Many SSAT members have been in touch to say that they are honestly predicting significantly better results in 2020 than in previous years. For example, the hugely useful and influential Ofsted report KS3: The Wasted Years encouraged many schools to rethink their KS3 curriculum. As the report was published in autumn 2015, change from the report would only have started in 2016. This year’s Y11 cohort is therefore the first cohort to have undertaken their entire secondary education since the publication of the report.
We urge Ofqual – and recommend the government and parliament applies pressure if necessary – to ensure that the final formula does not disadvantage the students of schools which have rapidly improved, by limiting the weighting of schools’ previous results in the formula.
- Including the school’s previous results in the redistribution formula will disadvantage students at schools which have made significant improvements. As performance tables are not being published, this only disadvantages individual 16 year-olds, not the school.
- We suggest that school’s (centre’s) previous results are given a limited weighting in the formula, in relation to other factors such as the prior attainment of the cohort.
Year 10s not being eligible for teacher assessment
Our second issue with the Ofqual guidance is the proposal not to allow teacher assessments for current Y10s (and also any Y9s) entered for the summer 2020 series, but instead let them sit exams in the autumn, if possible, or in the summer 2021 series.
Many schools enter students for GCSEs in Y10 as part of a principled and thoughtful curriculum model. Although models differ greatly, a common feature is teaching the full GCSE in one year, or from Y9, in option subjects, and entering students in the summer of Y10 – in order to reduce the number of exams sat at the end of Y11 and support mental health and wellbeing. Whether schools enter students ‘early’ for exams or enter students solely for Y11 series is a matter for school leaders, and should always be made in the interests of students. Either way, Y10s entered for the 2020 series are likely to have received the same number of teaching hours as the current Y11s.
Not allowing teacher assessments for Y10s already entered for the 2020 series is problematic for many schools which operate these, or similar, curriculum models. Students may not have received any formal teaching since March and may be expected to sit exams just weeks after returning to school. Or else, schools will have to reduce their Y11 curriculum and make students study a full year of the same subject to sit in the 2021 series, rather than studying for a new option subject. Either way will lead to curriculum narrowing.

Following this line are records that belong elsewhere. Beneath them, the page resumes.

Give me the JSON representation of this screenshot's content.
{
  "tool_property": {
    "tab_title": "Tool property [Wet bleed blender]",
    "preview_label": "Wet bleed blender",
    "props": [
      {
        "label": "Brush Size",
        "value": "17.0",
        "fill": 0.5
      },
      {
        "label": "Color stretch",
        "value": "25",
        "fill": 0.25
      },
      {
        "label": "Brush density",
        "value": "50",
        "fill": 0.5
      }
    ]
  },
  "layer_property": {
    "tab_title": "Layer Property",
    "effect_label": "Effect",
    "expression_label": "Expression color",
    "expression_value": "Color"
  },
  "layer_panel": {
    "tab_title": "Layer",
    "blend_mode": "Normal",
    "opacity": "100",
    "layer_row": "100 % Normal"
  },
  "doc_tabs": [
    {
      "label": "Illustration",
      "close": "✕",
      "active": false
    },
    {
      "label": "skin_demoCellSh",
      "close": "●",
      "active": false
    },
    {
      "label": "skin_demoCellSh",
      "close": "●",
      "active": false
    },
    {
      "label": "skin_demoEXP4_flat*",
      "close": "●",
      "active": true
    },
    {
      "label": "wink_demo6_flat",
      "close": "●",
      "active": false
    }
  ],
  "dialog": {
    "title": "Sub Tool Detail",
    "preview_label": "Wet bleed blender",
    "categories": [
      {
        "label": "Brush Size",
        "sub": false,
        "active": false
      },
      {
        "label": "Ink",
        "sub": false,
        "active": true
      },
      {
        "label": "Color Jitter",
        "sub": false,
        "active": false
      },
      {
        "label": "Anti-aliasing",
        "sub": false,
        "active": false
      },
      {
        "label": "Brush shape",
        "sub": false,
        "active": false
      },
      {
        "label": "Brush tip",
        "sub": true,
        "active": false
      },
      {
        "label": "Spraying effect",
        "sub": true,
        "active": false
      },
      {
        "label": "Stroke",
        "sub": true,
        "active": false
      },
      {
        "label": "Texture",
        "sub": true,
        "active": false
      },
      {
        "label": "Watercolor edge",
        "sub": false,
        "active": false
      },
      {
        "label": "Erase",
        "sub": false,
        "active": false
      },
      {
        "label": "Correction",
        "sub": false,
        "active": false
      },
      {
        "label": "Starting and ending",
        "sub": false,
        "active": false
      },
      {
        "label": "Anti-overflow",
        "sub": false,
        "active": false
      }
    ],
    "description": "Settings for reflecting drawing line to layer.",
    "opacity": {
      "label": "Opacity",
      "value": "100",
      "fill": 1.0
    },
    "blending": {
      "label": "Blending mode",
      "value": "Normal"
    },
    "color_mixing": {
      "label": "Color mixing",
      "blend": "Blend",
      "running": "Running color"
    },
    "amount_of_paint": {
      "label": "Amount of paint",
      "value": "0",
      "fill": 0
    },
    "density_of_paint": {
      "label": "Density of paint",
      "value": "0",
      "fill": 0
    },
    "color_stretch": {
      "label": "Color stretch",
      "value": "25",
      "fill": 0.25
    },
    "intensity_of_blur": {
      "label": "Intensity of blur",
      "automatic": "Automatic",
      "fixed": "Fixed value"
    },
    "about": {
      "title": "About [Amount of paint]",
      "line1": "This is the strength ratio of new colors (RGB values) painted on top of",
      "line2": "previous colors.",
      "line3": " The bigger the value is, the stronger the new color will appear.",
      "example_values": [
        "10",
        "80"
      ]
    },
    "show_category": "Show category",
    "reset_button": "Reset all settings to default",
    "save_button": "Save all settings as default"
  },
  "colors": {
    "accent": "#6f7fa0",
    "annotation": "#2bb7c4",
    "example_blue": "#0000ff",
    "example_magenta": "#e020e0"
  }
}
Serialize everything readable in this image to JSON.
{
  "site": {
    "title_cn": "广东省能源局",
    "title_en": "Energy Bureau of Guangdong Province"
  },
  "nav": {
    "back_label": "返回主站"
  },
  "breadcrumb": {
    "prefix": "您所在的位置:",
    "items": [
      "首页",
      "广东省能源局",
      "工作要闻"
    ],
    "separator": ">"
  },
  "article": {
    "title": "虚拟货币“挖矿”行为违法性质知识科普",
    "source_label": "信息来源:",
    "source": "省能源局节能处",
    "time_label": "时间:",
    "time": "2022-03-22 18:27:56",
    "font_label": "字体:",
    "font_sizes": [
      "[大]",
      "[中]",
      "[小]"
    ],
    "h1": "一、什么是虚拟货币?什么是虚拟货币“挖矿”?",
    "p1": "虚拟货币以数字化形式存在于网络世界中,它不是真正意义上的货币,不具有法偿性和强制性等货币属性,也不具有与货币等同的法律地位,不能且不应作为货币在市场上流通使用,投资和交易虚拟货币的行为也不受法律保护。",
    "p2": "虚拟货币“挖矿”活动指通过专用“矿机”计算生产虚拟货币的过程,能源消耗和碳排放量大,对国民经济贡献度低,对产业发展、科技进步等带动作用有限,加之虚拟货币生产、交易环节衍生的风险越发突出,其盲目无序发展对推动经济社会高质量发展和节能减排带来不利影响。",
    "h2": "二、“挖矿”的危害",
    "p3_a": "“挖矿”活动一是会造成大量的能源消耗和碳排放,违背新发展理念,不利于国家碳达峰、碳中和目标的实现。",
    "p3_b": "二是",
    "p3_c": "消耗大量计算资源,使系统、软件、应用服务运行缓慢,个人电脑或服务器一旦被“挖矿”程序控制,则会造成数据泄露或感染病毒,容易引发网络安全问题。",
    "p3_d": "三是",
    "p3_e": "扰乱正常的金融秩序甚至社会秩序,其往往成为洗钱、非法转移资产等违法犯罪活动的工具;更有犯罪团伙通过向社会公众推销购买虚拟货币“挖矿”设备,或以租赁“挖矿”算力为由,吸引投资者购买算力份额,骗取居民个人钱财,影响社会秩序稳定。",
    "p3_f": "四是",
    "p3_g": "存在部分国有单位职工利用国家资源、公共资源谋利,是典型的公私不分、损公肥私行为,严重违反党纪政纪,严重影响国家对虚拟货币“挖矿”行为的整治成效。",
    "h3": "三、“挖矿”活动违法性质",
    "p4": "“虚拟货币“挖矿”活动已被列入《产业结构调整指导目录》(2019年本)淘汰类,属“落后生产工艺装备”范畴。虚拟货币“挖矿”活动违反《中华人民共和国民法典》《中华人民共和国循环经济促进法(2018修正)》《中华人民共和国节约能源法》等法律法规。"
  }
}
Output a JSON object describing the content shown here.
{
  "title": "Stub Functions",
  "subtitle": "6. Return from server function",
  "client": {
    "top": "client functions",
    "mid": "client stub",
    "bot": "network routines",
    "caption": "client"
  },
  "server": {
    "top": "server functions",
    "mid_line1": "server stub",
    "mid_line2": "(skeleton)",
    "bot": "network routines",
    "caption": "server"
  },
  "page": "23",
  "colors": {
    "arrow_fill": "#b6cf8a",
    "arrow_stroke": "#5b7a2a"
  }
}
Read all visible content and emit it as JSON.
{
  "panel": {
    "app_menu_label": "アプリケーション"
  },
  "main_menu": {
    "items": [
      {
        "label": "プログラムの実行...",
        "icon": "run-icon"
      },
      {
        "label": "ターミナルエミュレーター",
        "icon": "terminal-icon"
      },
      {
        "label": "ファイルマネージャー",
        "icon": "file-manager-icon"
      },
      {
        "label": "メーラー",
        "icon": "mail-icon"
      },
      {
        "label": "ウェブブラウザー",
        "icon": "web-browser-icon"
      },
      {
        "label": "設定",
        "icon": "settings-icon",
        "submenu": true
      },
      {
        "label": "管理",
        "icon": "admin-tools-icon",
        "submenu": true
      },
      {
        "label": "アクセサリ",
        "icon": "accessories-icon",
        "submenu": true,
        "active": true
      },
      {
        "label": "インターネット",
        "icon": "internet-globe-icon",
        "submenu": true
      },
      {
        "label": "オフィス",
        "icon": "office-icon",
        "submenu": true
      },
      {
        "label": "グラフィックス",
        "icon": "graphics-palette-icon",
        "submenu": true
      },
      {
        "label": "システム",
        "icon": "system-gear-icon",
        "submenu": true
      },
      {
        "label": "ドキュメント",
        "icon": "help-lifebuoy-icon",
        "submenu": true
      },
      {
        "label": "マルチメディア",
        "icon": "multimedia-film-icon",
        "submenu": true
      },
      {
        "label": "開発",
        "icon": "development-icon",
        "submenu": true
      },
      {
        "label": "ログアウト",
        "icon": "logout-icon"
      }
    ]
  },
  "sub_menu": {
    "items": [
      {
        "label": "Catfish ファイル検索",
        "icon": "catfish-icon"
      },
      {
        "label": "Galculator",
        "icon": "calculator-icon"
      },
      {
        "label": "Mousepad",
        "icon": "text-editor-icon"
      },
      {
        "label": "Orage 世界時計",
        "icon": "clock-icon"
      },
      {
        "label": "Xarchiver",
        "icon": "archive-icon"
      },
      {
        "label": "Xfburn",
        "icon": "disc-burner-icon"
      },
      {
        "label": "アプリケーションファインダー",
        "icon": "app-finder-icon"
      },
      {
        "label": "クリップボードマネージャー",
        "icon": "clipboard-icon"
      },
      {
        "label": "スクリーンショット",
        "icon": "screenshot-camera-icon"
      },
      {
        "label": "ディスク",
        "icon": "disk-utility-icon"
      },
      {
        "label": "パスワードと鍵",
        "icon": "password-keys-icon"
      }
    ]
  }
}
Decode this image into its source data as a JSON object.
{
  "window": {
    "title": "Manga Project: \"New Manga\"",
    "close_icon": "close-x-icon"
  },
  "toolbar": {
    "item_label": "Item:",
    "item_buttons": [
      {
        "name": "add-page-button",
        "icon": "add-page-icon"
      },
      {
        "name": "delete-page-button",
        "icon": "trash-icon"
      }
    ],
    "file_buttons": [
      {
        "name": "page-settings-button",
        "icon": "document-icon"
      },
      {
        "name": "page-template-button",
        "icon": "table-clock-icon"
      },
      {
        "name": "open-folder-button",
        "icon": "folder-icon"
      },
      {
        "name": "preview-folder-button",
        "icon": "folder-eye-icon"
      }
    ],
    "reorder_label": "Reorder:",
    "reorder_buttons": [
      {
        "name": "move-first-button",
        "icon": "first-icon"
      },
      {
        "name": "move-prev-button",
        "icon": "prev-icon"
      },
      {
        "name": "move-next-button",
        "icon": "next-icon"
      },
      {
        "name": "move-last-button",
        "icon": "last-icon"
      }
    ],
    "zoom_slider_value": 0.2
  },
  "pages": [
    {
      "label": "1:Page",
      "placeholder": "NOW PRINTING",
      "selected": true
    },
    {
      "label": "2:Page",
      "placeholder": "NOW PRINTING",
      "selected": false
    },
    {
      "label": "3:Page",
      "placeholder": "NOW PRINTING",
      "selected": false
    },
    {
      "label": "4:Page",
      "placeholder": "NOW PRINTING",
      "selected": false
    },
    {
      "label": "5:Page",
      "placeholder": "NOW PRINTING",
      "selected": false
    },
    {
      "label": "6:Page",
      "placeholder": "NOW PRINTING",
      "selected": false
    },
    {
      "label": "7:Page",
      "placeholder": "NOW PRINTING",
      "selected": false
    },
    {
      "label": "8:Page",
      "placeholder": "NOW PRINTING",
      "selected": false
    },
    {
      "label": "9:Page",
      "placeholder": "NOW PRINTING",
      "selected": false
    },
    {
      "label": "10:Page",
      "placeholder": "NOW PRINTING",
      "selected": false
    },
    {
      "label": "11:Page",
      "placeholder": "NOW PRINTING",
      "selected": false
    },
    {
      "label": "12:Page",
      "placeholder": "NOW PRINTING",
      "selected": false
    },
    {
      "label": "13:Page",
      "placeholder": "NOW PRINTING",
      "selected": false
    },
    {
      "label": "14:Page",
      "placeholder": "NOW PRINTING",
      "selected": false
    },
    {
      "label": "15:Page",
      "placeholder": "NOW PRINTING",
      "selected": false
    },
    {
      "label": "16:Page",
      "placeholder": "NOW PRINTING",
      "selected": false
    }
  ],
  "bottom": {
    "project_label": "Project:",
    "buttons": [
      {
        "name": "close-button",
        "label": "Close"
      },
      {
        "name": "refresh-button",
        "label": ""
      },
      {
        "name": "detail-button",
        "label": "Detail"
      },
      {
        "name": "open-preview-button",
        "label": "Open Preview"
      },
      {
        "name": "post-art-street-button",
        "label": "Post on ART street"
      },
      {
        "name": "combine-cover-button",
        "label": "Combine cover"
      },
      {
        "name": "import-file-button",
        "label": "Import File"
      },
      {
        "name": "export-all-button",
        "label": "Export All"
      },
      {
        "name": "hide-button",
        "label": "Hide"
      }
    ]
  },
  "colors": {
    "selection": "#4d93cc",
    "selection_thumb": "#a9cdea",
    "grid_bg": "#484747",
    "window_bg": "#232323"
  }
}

However, some SSAT member schools have voiced concern that having a ‘mixed-economy’ of teacher assessment for early-entry candidates and exam-only assessment for summer 2021 entries will negatively affect schools that offer a fully terminal exam curriculum model.
The only solution to this is for the government to confirm it will not publish school performance tables for 2021, meaning that any perverse incentives in the system are removed. This is a sensible proposal regardless of the early-entry issue, as the current Y 10s will of course be hugely disadvantaged from missing potentially 14 weeks of learning. Although all students will be in the same boat, it is generally acknowledged that the disadvantage gap is likely to grow due to school closures, and so schools serving more disadvantaged communities would be negatively affected.
If 2021 league tables are not published, then this removes any perverse incentives for schools to early entry. We also advocate only allowing Y10s already entered for the 2020 series (the deadline for which was mid-February) to be eligible for teacher assessment.
- Not allowing teacher assessment for Y10s is unfair on students at school who operate a principled curriculum model that includes early-entry in Y 10. Candidates who are already entered for the 2020 summer series should be teacher-assessed in the same way as Y11s.
- This would lead to a mixed economy in 2021 performance measures. Therefore, and because of the continued impact of the current disruption to students’ learning, the government should also confirm that 2021 school performance data will not be published.
Read Ofqual’s statement
How GCSEs, AS & A levels will be awarded in summer 2020